* _Given entries_
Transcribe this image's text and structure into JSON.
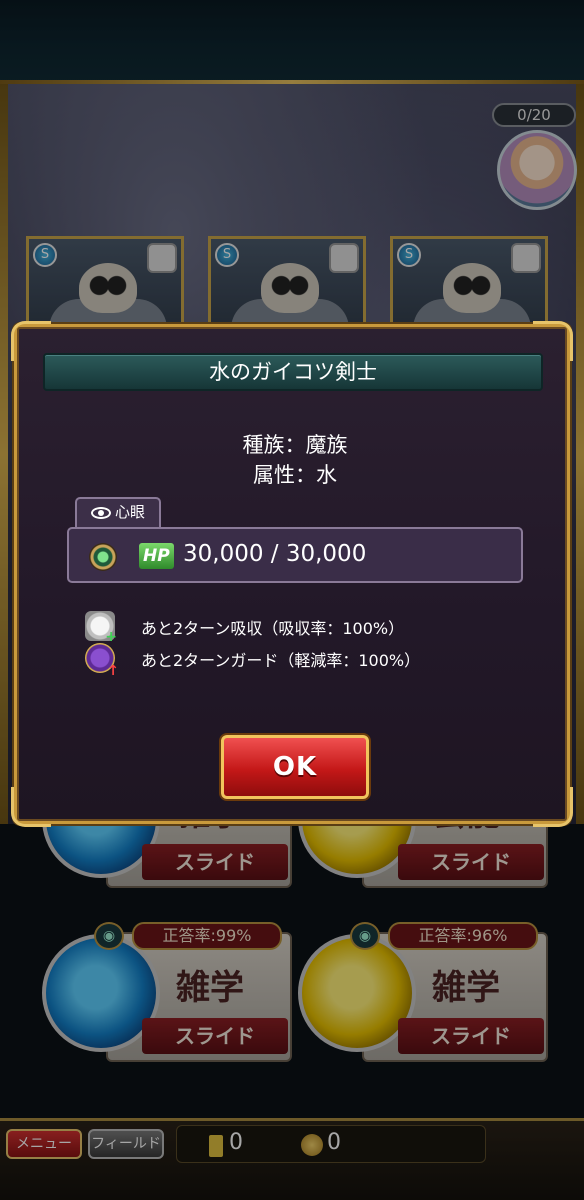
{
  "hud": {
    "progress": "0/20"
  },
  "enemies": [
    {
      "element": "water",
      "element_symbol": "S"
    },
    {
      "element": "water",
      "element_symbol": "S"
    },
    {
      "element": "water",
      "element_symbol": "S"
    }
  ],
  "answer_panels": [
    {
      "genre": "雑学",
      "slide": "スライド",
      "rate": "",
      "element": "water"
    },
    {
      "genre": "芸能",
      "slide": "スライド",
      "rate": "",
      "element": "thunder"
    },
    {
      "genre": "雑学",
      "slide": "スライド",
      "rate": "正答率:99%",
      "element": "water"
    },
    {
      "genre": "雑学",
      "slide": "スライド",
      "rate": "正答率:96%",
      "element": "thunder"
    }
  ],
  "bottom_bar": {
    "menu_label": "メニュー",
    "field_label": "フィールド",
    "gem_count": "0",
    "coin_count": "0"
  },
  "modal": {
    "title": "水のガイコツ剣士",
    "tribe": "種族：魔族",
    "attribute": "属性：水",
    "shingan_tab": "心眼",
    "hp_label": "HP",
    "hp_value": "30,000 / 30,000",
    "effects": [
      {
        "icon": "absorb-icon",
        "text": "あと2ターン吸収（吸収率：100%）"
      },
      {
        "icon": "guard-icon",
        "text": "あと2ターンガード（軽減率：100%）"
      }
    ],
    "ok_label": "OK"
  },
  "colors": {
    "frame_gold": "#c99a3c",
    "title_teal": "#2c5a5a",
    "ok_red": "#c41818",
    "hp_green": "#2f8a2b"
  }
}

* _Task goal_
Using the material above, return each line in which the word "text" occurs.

* _Solution below_
Transcribe this image's text and structure into JSON.
        "text": "あと2ターン吸収（吸収率：100%）"
        "text": "あと2ターンガード（軽減率：100%）"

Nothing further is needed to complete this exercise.